[Records to process — start]
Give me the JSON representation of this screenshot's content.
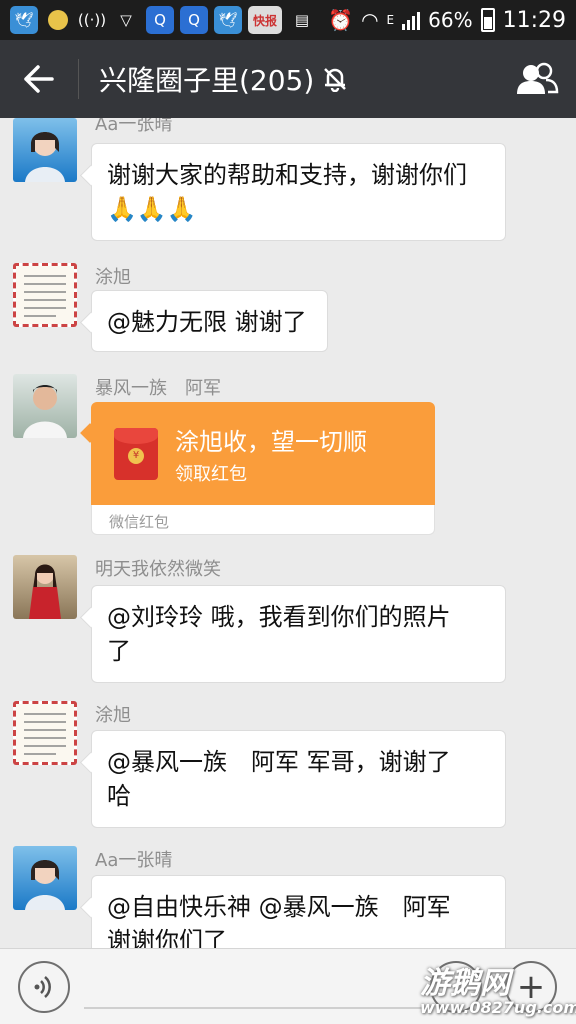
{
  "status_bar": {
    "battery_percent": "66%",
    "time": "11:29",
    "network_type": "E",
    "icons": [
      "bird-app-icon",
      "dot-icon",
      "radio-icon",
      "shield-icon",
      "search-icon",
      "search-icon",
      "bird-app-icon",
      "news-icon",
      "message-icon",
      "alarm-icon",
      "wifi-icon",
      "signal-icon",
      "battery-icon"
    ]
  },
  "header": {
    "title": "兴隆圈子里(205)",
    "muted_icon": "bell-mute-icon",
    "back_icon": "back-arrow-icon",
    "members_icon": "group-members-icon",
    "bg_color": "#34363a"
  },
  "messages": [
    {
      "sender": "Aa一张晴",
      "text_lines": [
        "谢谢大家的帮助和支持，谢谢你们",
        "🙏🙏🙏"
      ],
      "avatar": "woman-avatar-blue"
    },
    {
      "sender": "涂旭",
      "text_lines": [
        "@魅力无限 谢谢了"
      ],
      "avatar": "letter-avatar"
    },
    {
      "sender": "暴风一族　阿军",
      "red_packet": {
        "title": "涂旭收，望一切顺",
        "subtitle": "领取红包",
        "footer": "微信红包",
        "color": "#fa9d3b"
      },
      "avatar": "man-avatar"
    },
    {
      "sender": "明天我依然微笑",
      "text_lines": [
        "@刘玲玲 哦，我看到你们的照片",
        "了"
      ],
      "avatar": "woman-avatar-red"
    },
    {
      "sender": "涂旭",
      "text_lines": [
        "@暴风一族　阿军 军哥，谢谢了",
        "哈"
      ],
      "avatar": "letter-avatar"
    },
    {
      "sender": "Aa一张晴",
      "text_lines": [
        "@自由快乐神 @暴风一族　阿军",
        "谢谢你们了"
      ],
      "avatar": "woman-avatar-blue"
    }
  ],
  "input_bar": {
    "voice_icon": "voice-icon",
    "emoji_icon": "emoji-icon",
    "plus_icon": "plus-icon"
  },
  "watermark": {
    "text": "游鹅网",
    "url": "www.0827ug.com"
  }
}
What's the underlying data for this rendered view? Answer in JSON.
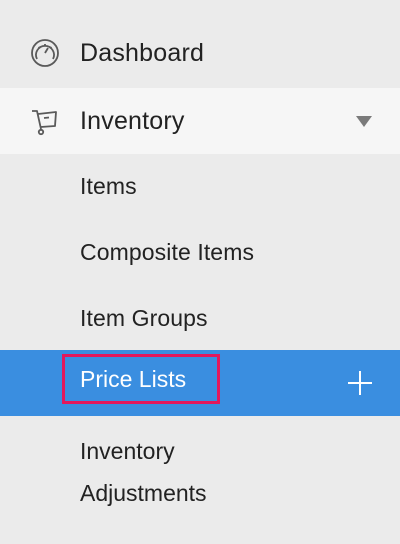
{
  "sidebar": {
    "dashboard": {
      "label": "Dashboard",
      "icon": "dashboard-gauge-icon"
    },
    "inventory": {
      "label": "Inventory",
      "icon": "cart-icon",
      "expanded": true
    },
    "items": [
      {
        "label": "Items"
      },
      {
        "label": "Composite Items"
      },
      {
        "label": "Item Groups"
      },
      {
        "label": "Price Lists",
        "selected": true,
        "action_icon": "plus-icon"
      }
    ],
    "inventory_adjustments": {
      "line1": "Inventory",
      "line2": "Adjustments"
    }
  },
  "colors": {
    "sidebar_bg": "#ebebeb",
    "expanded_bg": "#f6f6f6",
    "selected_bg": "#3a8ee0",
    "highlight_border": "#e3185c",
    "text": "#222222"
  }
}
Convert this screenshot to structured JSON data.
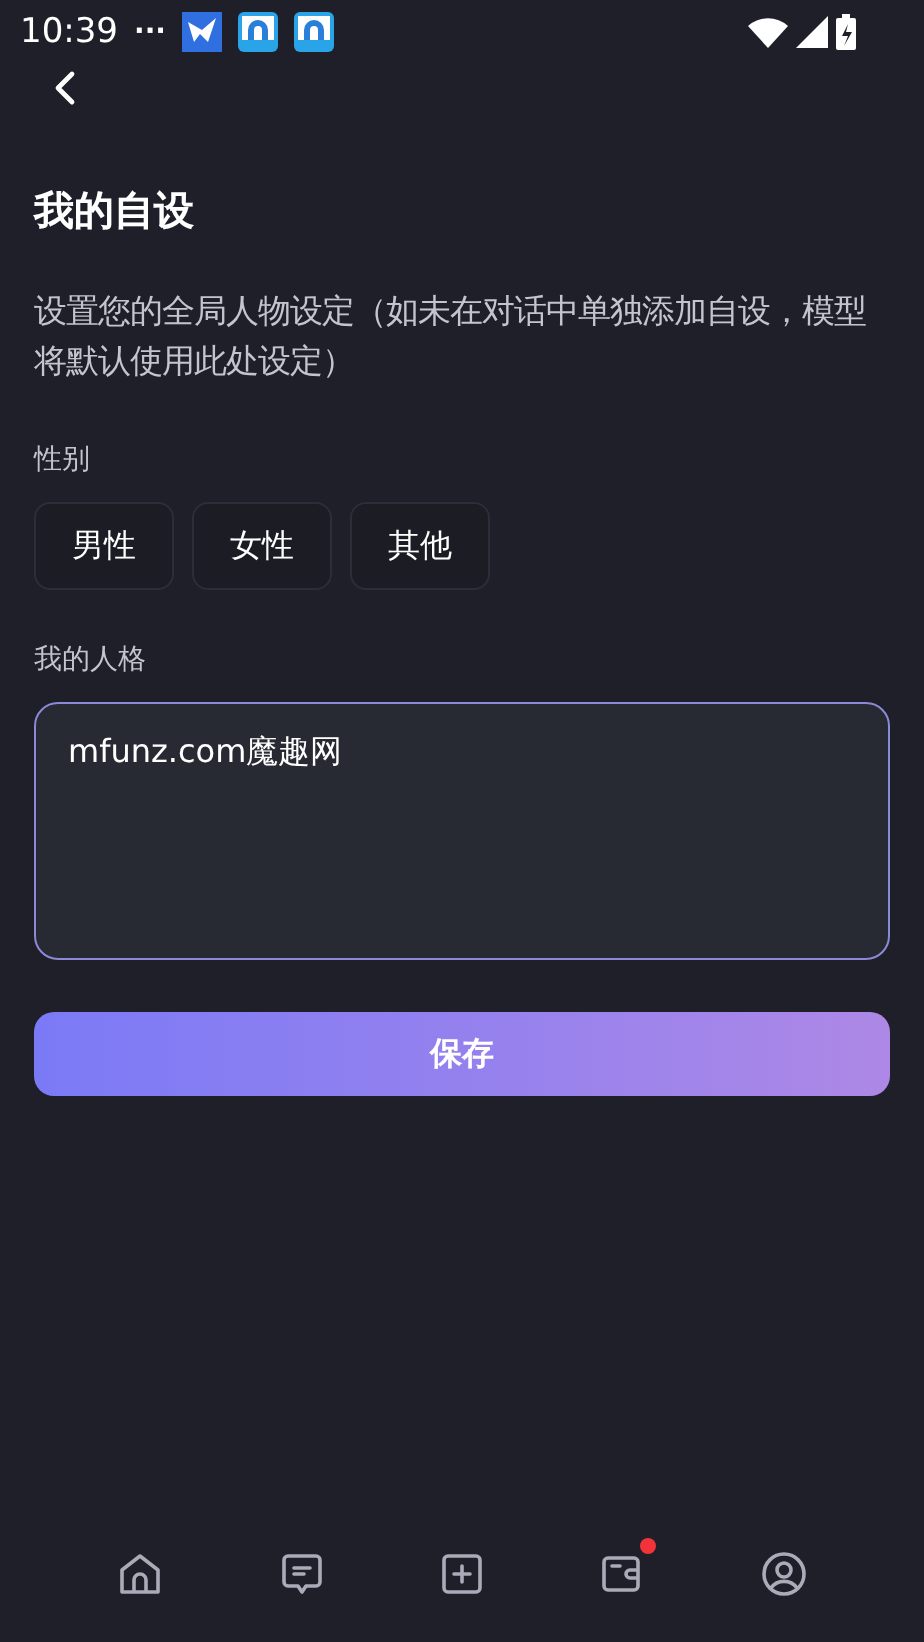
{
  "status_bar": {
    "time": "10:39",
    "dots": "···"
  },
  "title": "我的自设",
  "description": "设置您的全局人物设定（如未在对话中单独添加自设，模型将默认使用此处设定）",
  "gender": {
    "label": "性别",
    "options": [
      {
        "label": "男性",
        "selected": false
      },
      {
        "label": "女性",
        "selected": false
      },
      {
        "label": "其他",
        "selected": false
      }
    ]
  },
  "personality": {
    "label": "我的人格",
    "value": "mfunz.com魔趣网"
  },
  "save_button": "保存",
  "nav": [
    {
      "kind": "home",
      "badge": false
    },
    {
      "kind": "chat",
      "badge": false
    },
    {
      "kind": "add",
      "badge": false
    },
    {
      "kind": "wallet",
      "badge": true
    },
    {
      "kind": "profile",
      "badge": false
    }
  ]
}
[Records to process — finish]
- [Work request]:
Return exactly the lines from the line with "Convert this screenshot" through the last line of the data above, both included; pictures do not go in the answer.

- [Reply]:
Convert this screenshot to structured JSON data.
{
  "status_bar": {
    "time": "10:39",
    "dots": "···"
  },
  "title": "我的自设",
  "description": "设置您的全局人物设定（如未在对话中单独添加自设，模型将默认使用此处设定）",
  "gender": {
    "label": "性别",
    "options": [
      {
        "label": "男性",
        "selected": false
      },
      {
        "label": "女性",
        "selected": false
      },
      {
        "label": "其他",
        "selected": false
      }
    ]
  },
  "personality": {
    "label": "我的人格",
    "value": "mfunz.com魔趣网"
  },
  "save_button": "保存",
  "nav": [
    {
      "kind": "home",
      "badge": false
    },
    {
      "kind": "chat",
      "badge": false
    },
    {
      "kind": "add",
      "badge": false
    },
    {
      "kind": "wallet",
      "badge": true
    },
    {
      "kind": "profile",
      "badge": false
    }
  ]
}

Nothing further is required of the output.